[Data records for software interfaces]
________________________

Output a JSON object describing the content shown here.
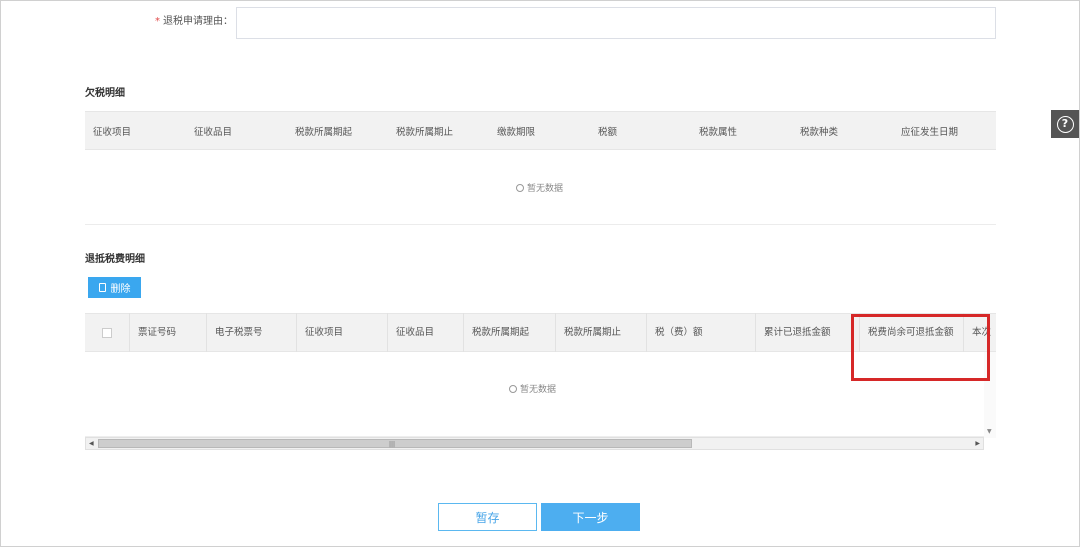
{
  "form": {
    "reason_required_mark": "*",
    "reason_label": "退税申请理由：",
    "reason_value": ""
  },
  "arrears_section": {
    "title": "欠税明细",
    "columns": [
      "征收项目",
      "征收品目",
      "税款所属期起",
      "税款所属期止",
      "缴款期限",
      "税额",
      "税款属性",
      "税款种类",
      "应征发生日期"
    ],
    "empty_text": "暂无数据"
  },
  "refund_section": {
    "title": "退抵税费明细",
    "delete_label": "删除",
    "columns": [
      "票证号码",
      "电子税票号",
      "征收项目",
      "征收品目",
      "税款所属期起",
      "税款所属期止",
      "税（费）额",
      "累计已退抵金额",
      "税费尚余可退抵金额",
      "本次"
    ],
    "empty_text": "暂无数据",
    "scroll_grip": "|||"
  },
  "actions": {
    "save_label": "暂存",
    "next_label": "下一步"
  },
  "help": {
    "icon": "question-circle-icon",
    "glyph": "?"
  },
  "colors": {
    "primary": "#4daef0",
    "highlight": "#d62828",
    "required": "#e14b4b"
  }
}
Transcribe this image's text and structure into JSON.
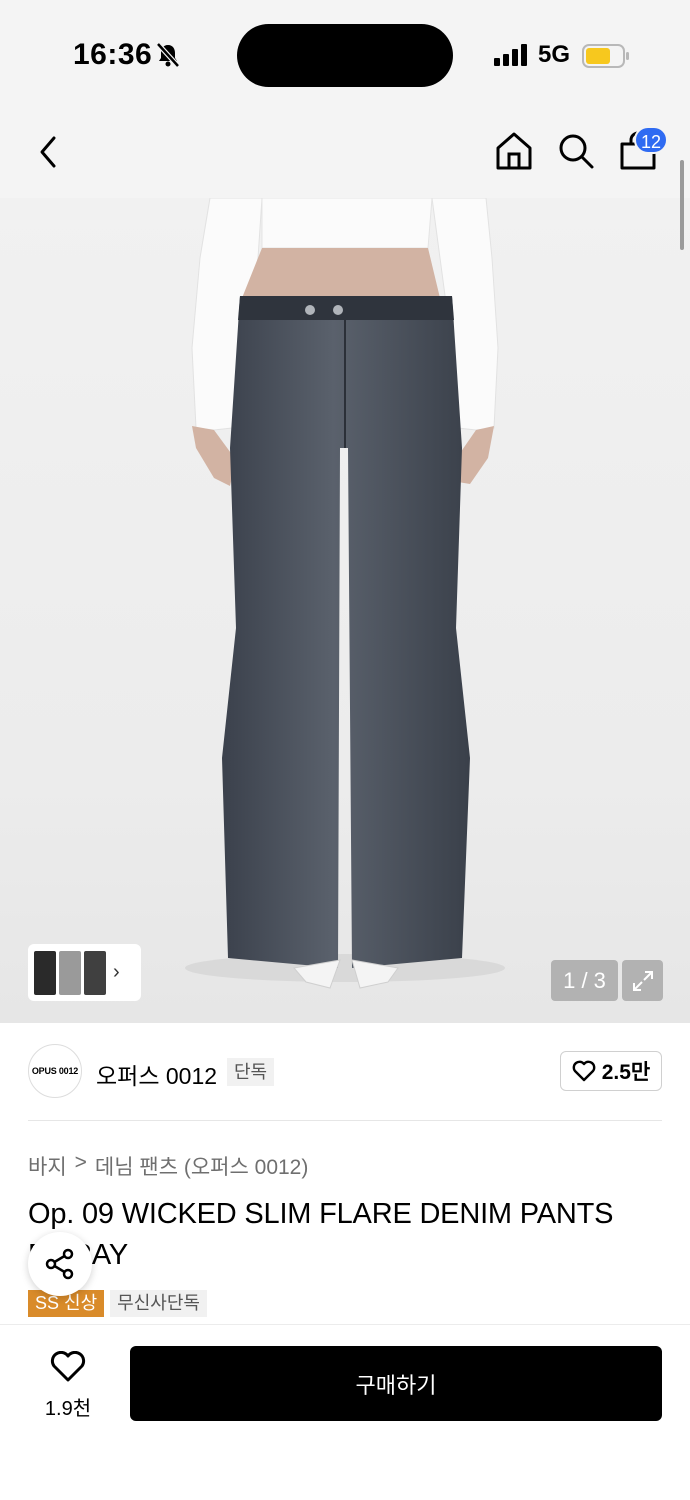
{
  "status": {
    "time": "16:36",
    "network": "5G"
  },
  "nav": {
    "cart_count": "12"
  },
  "gallery": {
    "counter": "1 / 3"
  },
  "brand": {
    "logo_text": "OPUS 0012",
    "name": "오퍼스 0012",
    "tag": "단독",
    "likes": "2.5만"
  },
  "breadcrumb": {
    "category": "바지",
    "separator": ">",
    "subcategory": "데님 팬츠 (오퍼스 0012)"
  },
  "product": {
    "title": "Op. 09 WICKED SLIM FLARE DENIM PANTS DGRAY",
    "tags": [
      "SS 신상",
      "무신사단독"
    ]
  },
  "bottom": {
    "wish_count": "1.9천",
    "buy_label": "구매하기"
  },
  "colors": {
    "accent_blue": "#2f6bf2",
    "tag_orange": "#d98b2a",
    "battery_yellow": "#f7c81e"
  }
}
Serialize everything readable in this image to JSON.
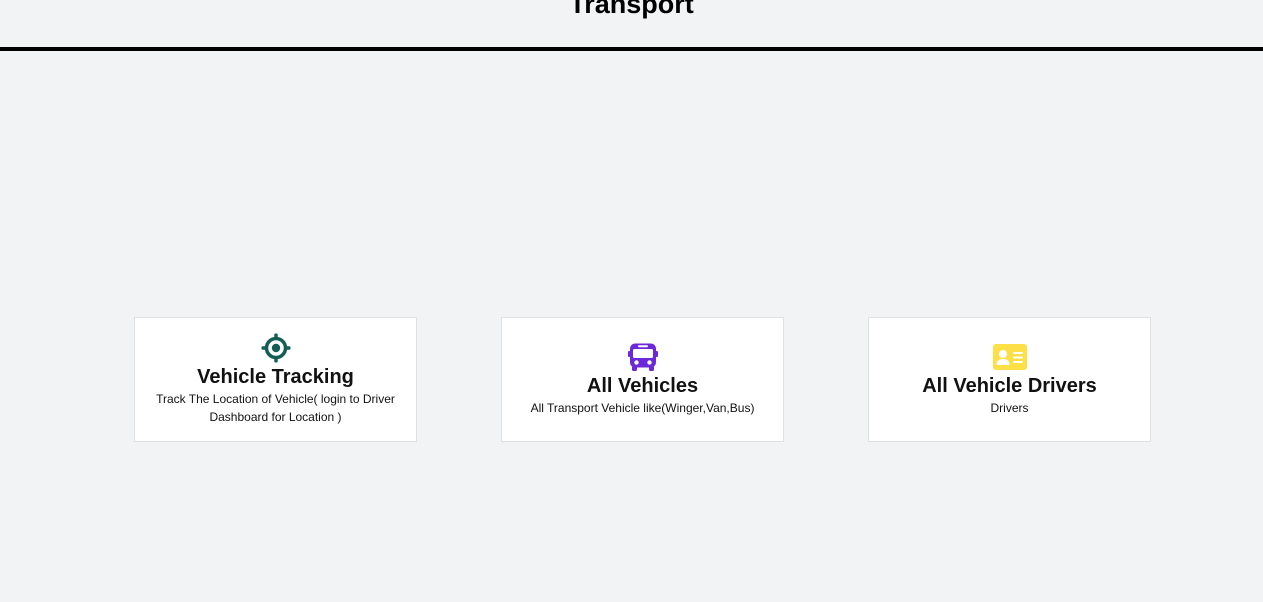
{
  "header": {
    "title": "Transport"
  },
  "cards": [
    {
      "title": "Vehicle Tracking",
      "description": "Track The Location of Vehicle( login to Driver Dashboard for Location )",
      "icon": "location-crosshair-icon",
      "icon_color": "#155e56"
    },
    {
      "title": "All Vehicles",
      "description": "All Transport Vehicle like(Winger,Van,Bus)",
      "icon": "bus-icon",
      "icon_color": "#6d28d9"
    },
    {
      "title": "All Vehicle Drivers",
      "description": "Drivers",
      "icon": "id-card-icon",
      "icon_color": "#fde047"
    }
  ],
  "colors": {
    "background": "#f2f3f5",
    "card_background": "#ffffff",
    "header_rule": "#000000"
  }
}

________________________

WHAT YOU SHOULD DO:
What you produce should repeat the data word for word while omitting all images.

RESPONSE AREA:
Output a JSON object describing the content shown here.
{
  "form": {
    "reason_required_mark": "*",
    "reason_label": "退税申请理由：",
    "reason_value": ""
  },
  "arrears_section": {
    "title": "欠税明细",
    "columns": [
      "征收项目",
      "征收品目",
      "税款所属期起",
      "税款所属期止",
      "缴款期限",
      "税额",
      "税款属性",
      "税款种类",
      "应征发生日期"
    ],
    "empty_text": "暂无数据"
  },
  "refund_section": {
    "title": "退抵税费明细",
    "delete_label": "删除",
    "columns": [
      "票证号码",
      "电子税票号",
      "征收项目",
      "征收品目",
      "税款所属期起",
      "税款所属期止",
      "税（费）额",
      "累计已退抵金额",
      "税费尚余可退抵金额",
      "本次"
    ],
    "empty_text": "暂无数据",
    "scroll_grip": "|||"
  },
  "actions": {
    "save_label": "暂存",
    "next_label": "下一步"
  },
  "help": {
    "icon": "question-circle-icon",
    "glyph": "?"
  },
  "colors": {
    "primary": "#4daef0",
    "highlight": "#d62828",
    "required": "#e14b4b"
  }
}
Transcribe this image's text and structure into JSON.
{
  "status": {
    "time": "16:36",
    "network": "5G"
  },
  "nav": {
    "cart_count": "12"
  },
  "gallery": {
    "counter": "1 / 3"
  },
  "brand": {
    "logo_text": "OPUS 0012",
    "name": "오퍼스 0012",
    "tag": "단독",
    "likes": "2.5만"
  },
  "breadcrumb": {
    "category": "바지",
    "separator": ">",
    "subcategory": "데님 팬츠 (오퍼스 0012)"
  },
  "product": {
    "title": "Op. 09 WICKED SLIM FLARE DENIM PANTS DGRAY",
    "tags": [
      "SS 신상",
      "무신사단독"
    ]
  },
  "bottom": {
    "wish_count": "1.9천",
    "buy_label": "구매하기"
  },
  "colors": {
    "accent_blue": "#2f6bf2",
    "tag_orange": "#d98b2a",
    "battery_yellow": "#f7c81e"
  }
}
Serialize everything readable in this image to JSON.
{
  "header": {
    "title": "Transport"
  },
  "cards": [
    {
      "title": "Vehicle Tracking",
      "description": "Track The Location of Vehicle( login to Driver Dashboard for Location )",
      "icon": "location-crosshair-icon",
      "icon_color": "#155e56"
    },
    {
      "title": "All Vehicles",
      "description": "All Transport Vehicle like(Winger,Van,Bus)",
      "icon": "bus-icon",
      "icon_color": "#6d28d9"
    },
    {
      "title": "All Vehicle Drivers",
      "description": "Drivers",
      "icon": "id-card-icon",
      "icon_color": "#fde047"
    }
  ],
  "colors": {
    "background": "#f2f3f5",
    "card_background": "#ffffff",
    "header_rule": "#000000"
  }
}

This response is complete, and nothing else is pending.